We thank S. Munro (Medical Research Council, Laboratory of Molecular Biology, Cambridge; ARL8 constructs and antibody), T. Katada (University of Tokyo; anti-ARL8 antibody), W. G. Kaelin (Harvard Medical School; KIF1Bβ), N. Hirokawa (University of Tokyo; KIF2), D. M. Sabatini (Massachusetts Institute of Technology; mTOR, raptor, rictor), T. Yoshimori (Osaka University; eGFP–LC3, mRFP–GFP–LC3), N. Mizushima (Tokyo Medical and Dental University; Atg5-deficient and wild-type Atg5 mouse embryonic fibroblast cell lines), W. J. Strittmatter (Duke University; Q81–eGFP), J. P. Luzio (University of Cambridge; lgp120–eGFP), A. Tolkovsky (University of Cambridge; GFP–LC3 cells), R. Tsien (University of California at San Diego; mCherry), T. Kouno (Toyama Medical and Pharmaceutical University; hLC3B) and K-L. Guan (University of California at San Diego; Rheb); B. Ravikumar, S. Luo and B. Underwood (University of Cambridge) for suggestions, M. Gratian and M. Bowen (University of Cambridge) for microscopy assistance, and the Bloomington Drosophila Stock Center. We are grateful for financial support from a Hughes Hall Research Fellowship (V.I.K. and S. Sarkar), a 2005 Pergolide Fellowship from Eli Lilly Japan (S. Saiki), the British Council Japan Association (S. Saiki), MRC studentships (M.L. and L.J.), a Daphne Jackson Trust Fellowship funded by the MRC (F.H.S.), a Heiser Foundation Postdoctoral Fellowship in Tuberculosis and Leprosy Research (E.A.R.), NIH grant AI069345, and in part NIH grants AI045148 and AI042999 (V.D.), a Wellcome Trust Senior Fellowship in Clinical Science (D.C.R.), an MRC programme grant (D.C.R., C.J.O’K.) and an EU Framework VI (EUROSCA) grant (D.C.R.).
The authors declare no competing financial interests.
About this article
Cite this article
Korolchuk, V., Saiki, S., Lichtenberg, M. et al. Lysosomal positioning coordinates cellular nutrient responses. Nat Cell Biol 13, 453–460 (2011). https://doi.org/10.1038/ncb2204
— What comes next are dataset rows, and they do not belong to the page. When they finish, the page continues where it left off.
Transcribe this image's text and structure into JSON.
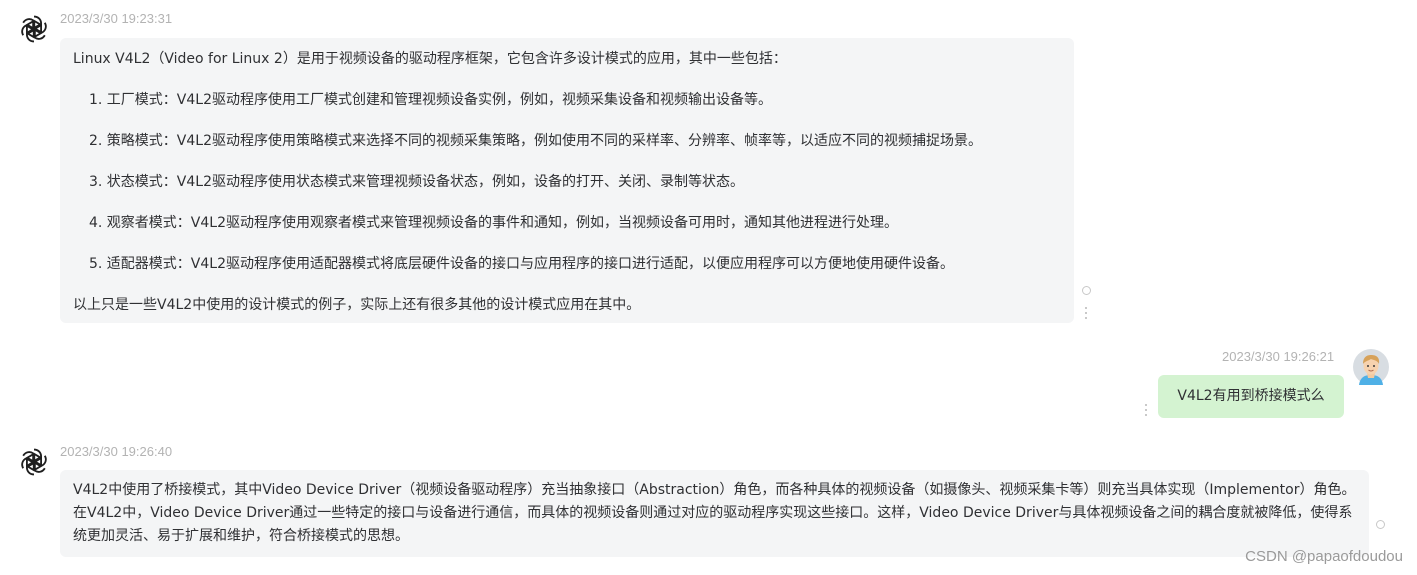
{
  "messages": [
    {
      "role": "assistant",
      "avatar_icon": "openai-logo-icon",
      "timestamp": "2023/3/30 19:23:31",
      "intro": "Linux V4L2（Video for Linux 2）是用于视频设备的驱动程序框架，它包含许多设计模式的应用，其中一些包括：",
      "items": [
        "1. 工厂模式：V4L2驱动程序使用工厂模式创建和管理视频设备实例，例如，视频采集设备和视频输出设备等。",
        "2. 策略模式：V4L2驱动程序使用策略模式来选择不同的视频采集策略，例如使用不同的采样率、分辨率、帧率等，以适应不同的视频捕捉场景。",
        "3. 状态模式：V4L2驱动程序使用状态模式来管理视频设备状态，例如，设备的打开、关闭、录制等状态。",
        "4. 观察者模式：V4L2驱动程序使用观察者模式来管理视频设备的事件和通知，例如，当视频设备可用时，通知其他进程进行处理。",
        "5. 适配器模式：V4L2驱动程序使用适配器模式将底层硬件设备的接口与应用程序的接口进行适配，以便应用程序可以方便地使用硬件设备。"
      ],
      "outro": "以上只是一些V4L2中使用的设计模式的例子，实际上还有很多其他的设计模式应用在其中。"
    },
    {
      "role": "user",
      "avatar_icon": "user-avatar-icon",
      "timestamp": "2023/3/30 19:26:21",
      "text": "V4L2有用到桥接模式么"
    },
    {
      "role": "assistant",
      "avatar_icon": "openai-logo-icon",
      "timestamp": "2023/3/30 19:26:40",
      "text": "V4L2中使用了桥接模式，其中Video Device Driver（视频设备驱动程序）充当抽象接口（Abstraction）角色，而各种具体的视频设备（如摄像头、视频采集卡等）则充当具体实现（Implementor）角色。在V4L2中，Video Device Driver通过一些特定的接口与设备进行通信，而具体的视频设备则通过对应的驱动程序实现这些接口。这样，Video Device Driver与具体视频设备之间的耦合度就被降低，使得系统更加灵活、易于扩展和维护，符合桥接模式的思想。"
    }
  ],
  "controls": {
    "refresh_icon": "refresh-circle-icon",
    "more_icon": "more-vertical-icon"
  },
  "watermark": "CSDN @papaofdoudou",
  "colors": {
    "assistant_bubble": "#f4f5f6",
    "user_bubble": "#d4f3d1",
    "timestamp": "#b3b3b3"
  }
}
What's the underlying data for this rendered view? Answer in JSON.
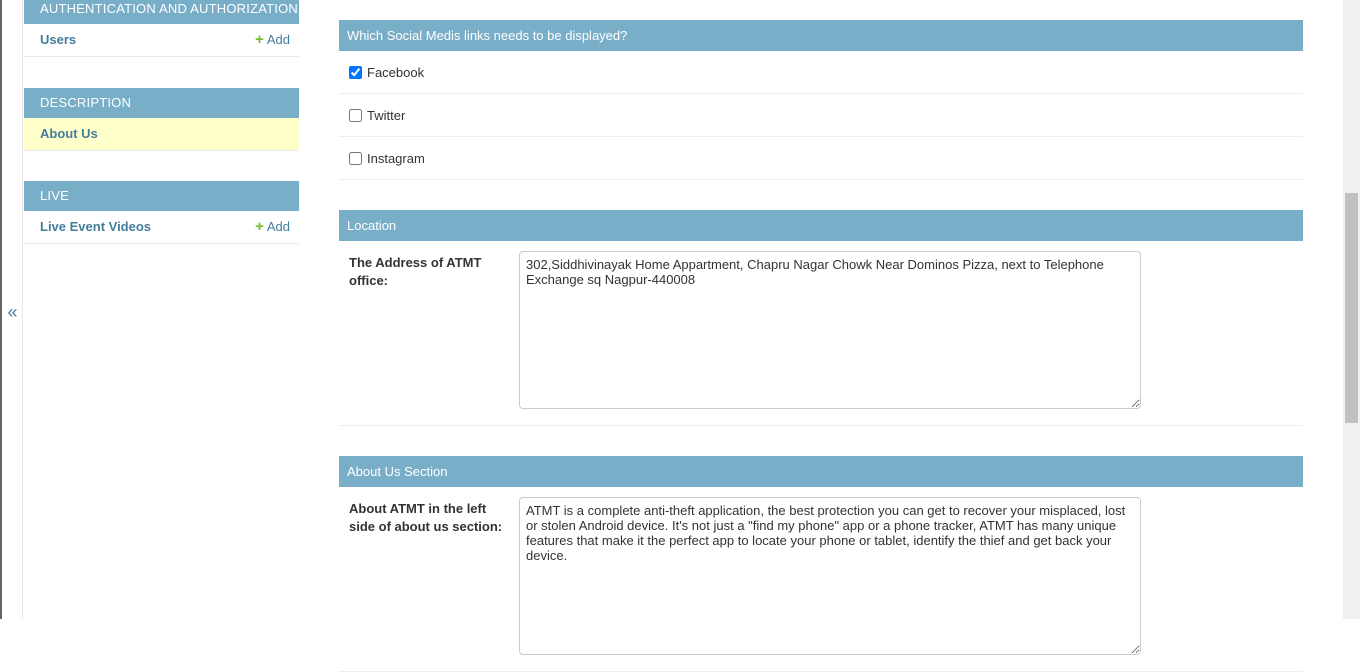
{
  "nav_toggle": {
    "label": "«"
  },
  "sidebar": {
    "modules": [
      {
        "caption": "AUTHENTICATION AND AUTHORIZATION",
        "rows": [
          {
            "label": "Users",
            "add": "Add"
          }
        ]
      },
      {
        "caption": "DESCRIPTION",
        "rows": [
          {
            "label": "About Us",
            "add": ""
          }
        ]
      },
      {
        "caption": "LIVE",
        "rows": [
          {
            "label": "Live Event Videos",
            "add": "Add"
          }
        ]
      }
    ]
  },
  "form": {
    "social": {
      "title": "Which Social Medis links needs to be displayed?",
      "options": [
        {
          "label": "Facebook",
          "checked": true
        },
        {
          "label": "Twitter",
          "checked": false
        },
        {
          "label": "Instagram",
          "checked": false
        }
      ]
    },
    "location": {
      "title": "Location",
      "address_label": "The Address of ATMT office:",
      "address_value": "302,Siddhivinayak Home Appartment, Chapru Nagar Chowk Near Dominos Pizza, next to Telephone Exchange sq Nagpur-440008"
    },
    "about": {
      "title": "About Us Section",
      "left_label": "About ATMT in the left side of about us section:",
      "left_value": "ATMT is a complete anti-theft application, the best protection you can get to recover your misplaced, lost or stolen Android device. It's not just a \"find my phone\" app or a phone tracker, ATMT has many unique features that make it the perfect app to locate your phone or tablet, identify the thief and get back your device."
    }
  }
}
This article is cited by
Functional defects in hiPSCs-derived cardiomyocytes from patients with a PLEKHM2-mutation associated with dilated cardiomyopathy and left ventricular non-compaction
Biological Research (2023)
Nature Reviews Molecular Cell Biology (2023)
RUFY3 regulates endolysosomes perinuclear positioning, antigen presentation and migration in activated phagocytes
Nature Communications (2023)
Nature Chemical Biology (2023)
HDAC6-G3BP2 promotes lysosomal-TSC2 and suppresses mTORC1 under ETV4 targeting-induced low-lactate stress in non-small cell lung cancer